Well, alright, Herbie’s bottom. Here it is after a thorough pressure washing.
According to Andy at the dock, all the hull below the water is in pretty good shape. Everything seems sound. Some of the boats built these days use quite inferior steel which pits very easily, but Herbie was built of sterner stuff and Andy thinks the welding was pretty good. He said that twice lately he has had to call out a surveyor to check out boats that were looking as though they might spring a leak due to extensive pitting – and not old boats either. You can see that the anode has been doing it’s stuff by the fact that it is half eaten away, but it should last another few years yet. I had a good poke around the prop and the rudder and all seems in order there too.
Above the waterline though, things are not so good. There’s a fait bit of rust where the blacking has scraped or flaked off, rather more than that caused by normal wear and tear. Andy thinks one of Herbie’s previous blackings might not have been prepped or applied thoroughly enough. This time he is using one of those tools with rotating tungsten carbide tipped wheels to get all the old rust out, then he is applying an anti corrosive primer before the three coats of blacking, so it should be much better (it’s also costing quite a bit more but it’ll be worth it). Apparently he’ll leave me with a photographic record of the work. Herbie should be back in the water at the weekend complete with repainted tunnel bands and the new button fender that Rick gave us.
Cropredy marina’s floating dry dock thingy is pretty good.

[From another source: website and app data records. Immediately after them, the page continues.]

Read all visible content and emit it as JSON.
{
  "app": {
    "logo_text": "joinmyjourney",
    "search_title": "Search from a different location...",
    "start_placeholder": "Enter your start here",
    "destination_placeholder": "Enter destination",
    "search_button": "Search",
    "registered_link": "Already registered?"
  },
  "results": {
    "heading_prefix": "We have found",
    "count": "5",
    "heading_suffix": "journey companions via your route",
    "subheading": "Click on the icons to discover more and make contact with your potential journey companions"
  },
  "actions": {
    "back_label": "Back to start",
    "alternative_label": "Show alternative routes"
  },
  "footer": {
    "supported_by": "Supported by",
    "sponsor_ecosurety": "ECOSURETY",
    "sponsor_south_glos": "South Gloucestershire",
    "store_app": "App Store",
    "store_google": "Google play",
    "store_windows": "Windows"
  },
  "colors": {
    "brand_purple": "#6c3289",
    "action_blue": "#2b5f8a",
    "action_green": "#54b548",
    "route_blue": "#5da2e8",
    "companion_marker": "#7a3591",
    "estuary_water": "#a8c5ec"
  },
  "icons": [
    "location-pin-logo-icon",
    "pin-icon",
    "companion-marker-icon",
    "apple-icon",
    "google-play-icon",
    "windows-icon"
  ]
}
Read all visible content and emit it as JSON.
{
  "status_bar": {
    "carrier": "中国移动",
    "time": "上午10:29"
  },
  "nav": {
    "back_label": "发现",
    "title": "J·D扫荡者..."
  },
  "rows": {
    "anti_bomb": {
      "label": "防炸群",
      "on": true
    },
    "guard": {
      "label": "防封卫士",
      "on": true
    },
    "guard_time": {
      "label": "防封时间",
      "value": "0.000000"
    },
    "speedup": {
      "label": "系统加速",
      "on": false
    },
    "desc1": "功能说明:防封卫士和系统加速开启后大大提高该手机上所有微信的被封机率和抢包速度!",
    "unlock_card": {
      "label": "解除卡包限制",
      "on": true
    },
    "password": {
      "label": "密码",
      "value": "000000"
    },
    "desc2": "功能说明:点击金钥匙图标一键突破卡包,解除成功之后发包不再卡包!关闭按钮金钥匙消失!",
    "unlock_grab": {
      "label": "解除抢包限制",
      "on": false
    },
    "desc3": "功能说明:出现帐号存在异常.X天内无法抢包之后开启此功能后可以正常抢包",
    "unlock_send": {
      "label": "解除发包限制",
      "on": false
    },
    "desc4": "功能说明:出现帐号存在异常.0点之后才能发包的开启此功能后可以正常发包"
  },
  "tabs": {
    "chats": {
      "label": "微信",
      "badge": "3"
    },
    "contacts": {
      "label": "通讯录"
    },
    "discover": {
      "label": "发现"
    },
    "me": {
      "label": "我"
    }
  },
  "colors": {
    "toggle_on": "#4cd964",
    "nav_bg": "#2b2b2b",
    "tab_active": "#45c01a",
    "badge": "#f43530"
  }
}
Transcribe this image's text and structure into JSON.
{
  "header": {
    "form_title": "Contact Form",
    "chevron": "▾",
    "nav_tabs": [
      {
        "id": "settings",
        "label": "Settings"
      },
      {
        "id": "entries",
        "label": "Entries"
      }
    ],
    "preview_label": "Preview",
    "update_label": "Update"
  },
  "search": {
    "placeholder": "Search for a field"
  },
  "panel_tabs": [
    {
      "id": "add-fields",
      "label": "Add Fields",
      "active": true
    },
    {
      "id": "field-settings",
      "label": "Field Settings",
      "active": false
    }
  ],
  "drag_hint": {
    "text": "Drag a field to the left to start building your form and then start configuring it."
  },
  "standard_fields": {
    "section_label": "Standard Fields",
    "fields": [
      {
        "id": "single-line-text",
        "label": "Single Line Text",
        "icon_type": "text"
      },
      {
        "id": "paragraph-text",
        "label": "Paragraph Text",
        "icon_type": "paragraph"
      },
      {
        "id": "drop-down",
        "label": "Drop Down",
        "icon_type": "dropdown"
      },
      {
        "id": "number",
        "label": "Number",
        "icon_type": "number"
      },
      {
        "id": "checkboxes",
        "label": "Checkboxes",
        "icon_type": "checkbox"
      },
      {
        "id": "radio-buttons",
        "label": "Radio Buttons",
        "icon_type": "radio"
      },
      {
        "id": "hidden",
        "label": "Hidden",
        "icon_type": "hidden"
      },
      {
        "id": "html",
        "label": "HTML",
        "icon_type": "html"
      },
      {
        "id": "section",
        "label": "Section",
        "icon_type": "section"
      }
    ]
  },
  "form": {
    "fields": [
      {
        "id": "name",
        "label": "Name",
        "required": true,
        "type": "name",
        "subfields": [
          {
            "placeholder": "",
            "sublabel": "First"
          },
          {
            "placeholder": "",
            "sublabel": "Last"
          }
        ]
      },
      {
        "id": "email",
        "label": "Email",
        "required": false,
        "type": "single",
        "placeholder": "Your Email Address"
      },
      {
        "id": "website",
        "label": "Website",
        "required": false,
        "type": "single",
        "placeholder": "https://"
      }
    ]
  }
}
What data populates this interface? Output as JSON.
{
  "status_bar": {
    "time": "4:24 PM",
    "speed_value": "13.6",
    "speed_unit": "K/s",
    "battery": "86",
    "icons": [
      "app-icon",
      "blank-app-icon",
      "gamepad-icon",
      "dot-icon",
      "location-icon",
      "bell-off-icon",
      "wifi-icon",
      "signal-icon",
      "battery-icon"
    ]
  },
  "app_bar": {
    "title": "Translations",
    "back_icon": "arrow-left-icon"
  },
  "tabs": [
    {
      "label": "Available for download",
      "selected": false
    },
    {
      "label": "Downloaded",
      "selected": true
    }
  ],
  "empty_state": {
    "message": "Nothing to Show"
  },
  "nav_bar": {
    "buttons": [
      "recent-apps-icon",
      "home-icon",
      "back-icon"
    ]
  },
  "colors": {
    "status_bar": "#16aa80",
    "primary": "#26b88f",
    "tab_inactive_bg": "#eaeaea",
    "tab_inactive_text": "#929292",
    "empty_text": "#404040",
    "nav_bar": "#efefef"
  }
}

Nice and light and with good room to move around. It also seems pretty water tight